What the task requires: Go through the entries below and count the lines holding the word "data". Reply with only the number, please.

Records provided:
##########
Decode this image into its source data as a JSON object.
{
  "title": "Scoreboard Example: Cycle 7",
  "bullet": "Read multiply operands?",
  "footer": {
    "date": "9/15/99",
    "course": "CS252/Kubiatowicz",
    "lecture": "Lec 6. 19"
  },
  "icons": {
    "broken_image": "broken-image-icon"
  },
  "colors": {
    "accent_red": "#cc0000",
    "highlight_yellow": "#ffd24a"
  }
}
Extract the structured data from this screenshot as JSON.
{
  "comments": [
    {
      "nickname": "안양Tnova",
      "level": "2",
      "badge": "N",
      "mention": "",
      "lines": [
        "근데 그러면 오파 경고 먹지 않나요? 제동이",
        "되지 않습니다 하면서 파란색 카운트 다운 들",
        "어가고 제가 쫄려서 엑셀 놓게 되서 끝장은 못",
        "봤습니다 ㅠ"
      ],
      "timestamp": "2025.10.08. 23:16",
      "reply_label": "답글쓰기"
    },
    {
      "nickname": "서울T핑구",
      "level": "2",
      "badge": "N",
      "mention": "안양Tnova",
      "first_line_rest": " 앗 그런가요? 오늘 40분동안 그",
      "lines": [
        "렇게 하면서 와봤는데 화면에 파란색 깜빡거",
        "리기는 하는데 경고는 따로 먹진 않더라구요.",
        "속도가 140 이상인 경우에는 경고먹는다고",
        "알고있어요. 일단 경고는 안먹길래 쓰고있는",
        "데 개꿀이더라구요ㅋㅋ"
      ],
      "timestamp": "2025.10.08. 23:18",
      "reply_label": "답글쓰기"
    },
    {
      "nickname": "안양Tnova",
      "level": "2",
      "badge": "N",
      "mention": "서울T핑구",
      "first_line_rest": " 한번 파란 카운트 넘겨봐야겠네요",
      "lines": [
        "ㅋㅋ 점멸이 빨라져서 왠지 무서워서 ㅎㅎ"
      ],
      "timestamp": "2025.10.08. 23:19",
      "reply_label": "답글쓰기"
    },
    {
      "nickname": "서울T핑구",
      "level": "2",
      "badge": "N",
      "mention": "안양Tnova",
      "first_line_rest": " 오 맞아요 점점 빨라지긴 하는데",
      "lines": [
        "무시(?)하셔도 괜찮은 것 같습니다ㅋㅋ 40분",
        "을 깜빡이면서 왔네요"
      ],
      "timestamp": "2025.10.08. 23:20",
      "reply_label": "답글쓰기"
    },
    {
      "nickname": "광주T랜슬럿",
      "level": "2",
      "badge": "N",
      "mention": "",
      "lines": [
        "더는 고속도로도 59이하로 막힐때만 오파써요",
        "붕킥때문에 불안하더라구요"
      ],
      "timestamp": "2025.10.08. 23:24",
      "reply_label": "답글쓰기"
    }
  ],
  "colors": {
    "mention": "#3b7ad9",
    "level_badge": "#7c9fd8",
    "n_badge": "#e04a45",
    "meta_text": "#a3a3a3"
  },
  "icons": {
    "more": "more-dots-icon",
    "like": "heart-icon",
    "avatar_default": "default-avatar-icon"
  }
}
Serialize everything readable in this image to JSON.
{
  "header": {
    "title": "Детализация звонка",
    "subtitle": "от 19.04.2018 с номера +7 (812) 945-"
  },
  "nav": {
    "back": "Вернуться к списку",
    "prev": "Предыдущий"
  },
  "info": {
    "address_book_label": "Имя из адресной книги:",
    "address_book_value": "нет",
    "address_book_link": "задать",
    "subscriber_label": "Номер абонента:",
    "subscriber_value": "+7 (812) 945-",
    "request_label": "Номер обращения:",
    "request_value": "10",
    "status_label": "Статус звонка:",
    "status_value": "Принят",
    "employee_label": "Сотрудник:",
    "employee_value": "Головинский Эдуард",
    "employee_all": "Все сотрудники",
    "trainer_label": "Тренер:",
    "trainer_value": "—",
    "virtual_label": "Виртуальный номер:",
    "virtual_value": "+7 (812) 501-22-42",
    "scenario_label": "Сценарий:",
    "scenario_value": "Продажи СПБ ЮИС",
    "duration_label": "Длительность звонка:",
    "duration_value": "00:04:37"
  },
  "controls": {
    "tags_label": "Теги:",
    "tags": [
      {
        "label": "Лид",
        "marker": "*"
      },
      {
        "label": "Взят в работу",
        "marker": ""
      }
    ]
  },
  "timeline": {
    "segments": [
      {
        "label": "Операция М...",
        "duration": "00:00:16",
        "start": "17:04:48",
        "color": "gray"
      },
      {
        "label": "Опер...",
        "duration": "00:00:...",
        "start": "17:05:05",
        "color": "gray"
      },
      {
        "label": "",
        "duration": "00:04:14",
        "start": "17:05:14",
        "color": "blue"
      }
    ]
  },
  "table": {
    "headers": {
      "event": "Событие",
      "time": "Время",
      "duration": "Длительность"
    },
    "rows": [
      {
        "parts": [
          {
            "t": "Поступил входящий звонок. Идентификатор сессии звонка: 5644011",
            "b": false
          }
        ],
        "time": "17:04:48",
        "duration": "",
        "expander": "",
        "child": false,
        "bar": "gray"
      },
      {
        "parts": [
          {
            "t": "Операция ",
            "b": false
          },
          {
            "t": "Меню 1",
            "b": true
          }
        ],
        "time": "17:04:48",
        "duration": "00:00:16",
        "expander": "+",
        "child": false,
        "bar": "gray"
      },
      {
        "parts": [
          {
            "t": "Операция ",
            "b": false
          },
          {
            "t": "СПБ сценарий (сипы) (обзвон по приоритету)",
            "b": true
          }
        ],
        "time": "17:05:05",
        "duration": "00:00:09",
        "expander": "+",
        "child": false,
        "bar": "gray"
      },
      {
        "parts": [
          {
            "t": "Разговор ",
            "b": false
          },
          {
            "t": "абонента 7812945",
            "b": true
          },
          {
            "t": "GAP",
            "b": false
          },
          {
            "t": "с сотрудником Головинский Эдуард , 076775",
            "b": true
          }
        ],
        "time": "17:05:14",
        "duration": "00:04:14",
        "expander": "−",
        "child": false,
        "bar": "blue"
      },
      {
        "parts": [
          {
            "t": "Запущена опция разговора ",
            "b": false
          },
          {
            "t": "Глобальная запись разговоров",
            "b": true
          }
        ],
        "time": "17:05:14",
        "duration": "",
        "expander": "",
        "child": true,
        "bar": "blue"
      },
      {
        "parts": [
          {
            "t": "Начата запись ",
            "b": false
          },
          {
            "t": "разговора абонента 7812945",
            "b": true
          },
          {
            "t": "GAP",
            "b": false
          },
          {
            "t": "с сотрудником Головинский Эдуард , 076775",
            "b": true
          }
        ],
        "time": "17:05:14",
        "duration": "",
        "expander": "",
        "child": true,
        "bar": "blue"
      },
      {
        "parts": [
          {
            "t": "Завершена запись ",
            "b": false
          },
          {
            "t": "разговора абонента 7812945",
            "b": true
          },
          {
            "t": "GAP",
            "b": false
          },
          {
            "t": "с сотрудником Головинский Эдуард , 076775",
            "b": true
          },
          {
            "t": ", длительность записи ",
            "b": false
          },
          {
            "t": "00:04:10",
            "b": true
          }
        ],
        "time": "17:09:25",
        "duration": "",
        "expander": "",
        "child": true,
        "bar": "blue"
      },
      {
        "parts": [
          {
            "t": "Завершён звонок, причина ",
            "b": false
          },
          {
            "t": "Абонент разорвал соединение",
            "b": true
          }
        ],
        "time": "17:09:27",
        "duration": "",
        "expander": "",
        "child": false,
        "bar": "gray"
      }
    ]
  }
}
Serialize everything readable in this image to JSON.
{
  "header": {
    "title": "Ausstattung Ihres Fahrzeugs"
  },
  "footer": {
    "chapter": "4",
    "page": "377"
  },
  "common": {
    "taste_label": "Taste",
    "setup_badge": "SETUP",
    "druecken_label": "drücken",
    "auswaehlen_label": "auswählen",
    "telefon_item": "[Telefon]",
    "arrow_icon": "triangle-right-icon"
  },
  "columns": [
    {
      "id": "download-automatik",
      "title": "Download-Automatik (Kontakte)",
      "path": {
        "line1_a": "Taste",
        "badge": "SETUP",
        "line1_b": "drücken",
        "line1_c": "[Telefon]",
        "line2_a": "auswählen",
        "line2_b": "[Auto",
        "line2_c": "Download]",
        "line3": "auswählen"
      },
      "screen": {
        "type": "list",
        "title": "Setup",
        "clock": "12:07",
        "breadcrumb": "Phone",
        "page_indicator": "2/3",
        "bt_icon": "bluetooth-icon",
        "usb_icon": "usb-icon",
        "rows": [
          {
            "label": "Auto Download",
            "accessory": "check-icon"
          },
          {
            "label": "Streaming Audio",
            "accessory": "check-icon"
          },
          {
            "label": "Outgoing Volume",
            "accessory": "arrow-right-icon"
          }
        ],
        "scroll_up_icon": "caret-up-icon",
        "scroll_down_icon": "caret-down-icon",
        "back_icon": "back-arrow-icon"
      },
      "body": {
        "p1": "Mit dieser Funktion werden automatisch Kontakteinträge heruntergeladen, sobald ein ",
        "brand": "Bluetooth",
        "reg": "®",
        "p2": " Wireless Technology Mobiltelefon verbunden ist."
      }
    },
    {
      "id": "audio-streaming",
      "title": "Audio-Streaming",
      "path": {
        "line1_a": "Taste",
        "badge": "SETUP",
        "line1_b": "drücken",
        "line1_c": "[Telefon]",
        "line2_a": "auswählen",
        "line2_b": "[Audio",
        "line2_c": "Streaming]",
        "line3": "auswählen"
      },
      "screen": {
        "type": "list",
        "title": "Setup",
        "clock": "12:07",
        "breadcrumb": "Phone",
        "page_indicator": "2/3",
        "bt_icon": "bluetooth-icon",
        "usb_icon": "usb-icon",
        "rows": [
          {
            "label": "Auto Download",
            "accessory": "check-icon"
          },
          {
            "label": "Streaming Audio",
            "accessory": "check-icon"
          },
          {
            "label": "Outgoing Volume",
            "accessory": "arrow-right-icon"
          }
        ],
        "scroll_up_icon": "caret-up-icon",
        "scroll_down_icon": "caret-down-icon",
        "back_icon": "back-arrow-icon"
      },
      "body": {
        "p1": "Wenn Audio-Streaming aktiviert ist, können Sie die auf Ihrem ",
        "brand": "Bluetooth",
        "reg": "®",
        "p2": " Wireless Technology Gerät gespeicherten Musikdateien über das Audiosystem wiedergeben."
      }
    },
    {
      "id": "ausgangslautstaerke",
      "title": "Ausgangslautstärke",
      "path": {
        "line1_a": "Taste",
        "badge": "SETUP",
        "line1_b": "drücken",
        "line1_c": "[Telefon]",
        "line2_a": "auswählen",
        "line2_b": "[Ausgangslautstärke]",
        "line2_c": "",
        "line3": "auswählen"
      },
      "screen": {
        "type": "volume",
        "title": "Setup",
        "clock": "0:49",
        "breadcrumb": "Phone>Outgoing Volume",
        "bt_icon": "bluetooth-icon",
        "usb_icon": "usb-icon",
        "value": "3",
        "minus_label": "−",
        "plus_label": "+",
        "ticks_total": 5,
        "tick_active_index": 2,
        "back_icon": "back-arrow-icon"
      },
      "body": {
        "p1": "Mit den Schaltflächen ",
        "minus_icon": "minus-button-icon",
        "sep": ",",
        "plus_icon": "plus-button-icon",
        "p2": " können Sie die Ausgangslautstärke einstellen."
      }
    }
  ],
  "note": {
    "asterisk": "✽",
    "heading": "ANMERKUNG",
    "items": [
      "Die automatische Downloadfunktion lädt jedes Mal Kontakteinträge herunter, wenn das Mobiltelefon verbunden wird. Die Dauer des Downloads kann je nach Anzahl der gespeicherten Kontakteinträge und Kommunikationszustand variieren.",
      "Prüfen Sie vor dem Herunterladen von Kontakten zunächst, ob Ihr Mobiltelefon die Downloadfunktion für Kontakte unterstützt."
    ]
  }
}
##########
Result of this task: 2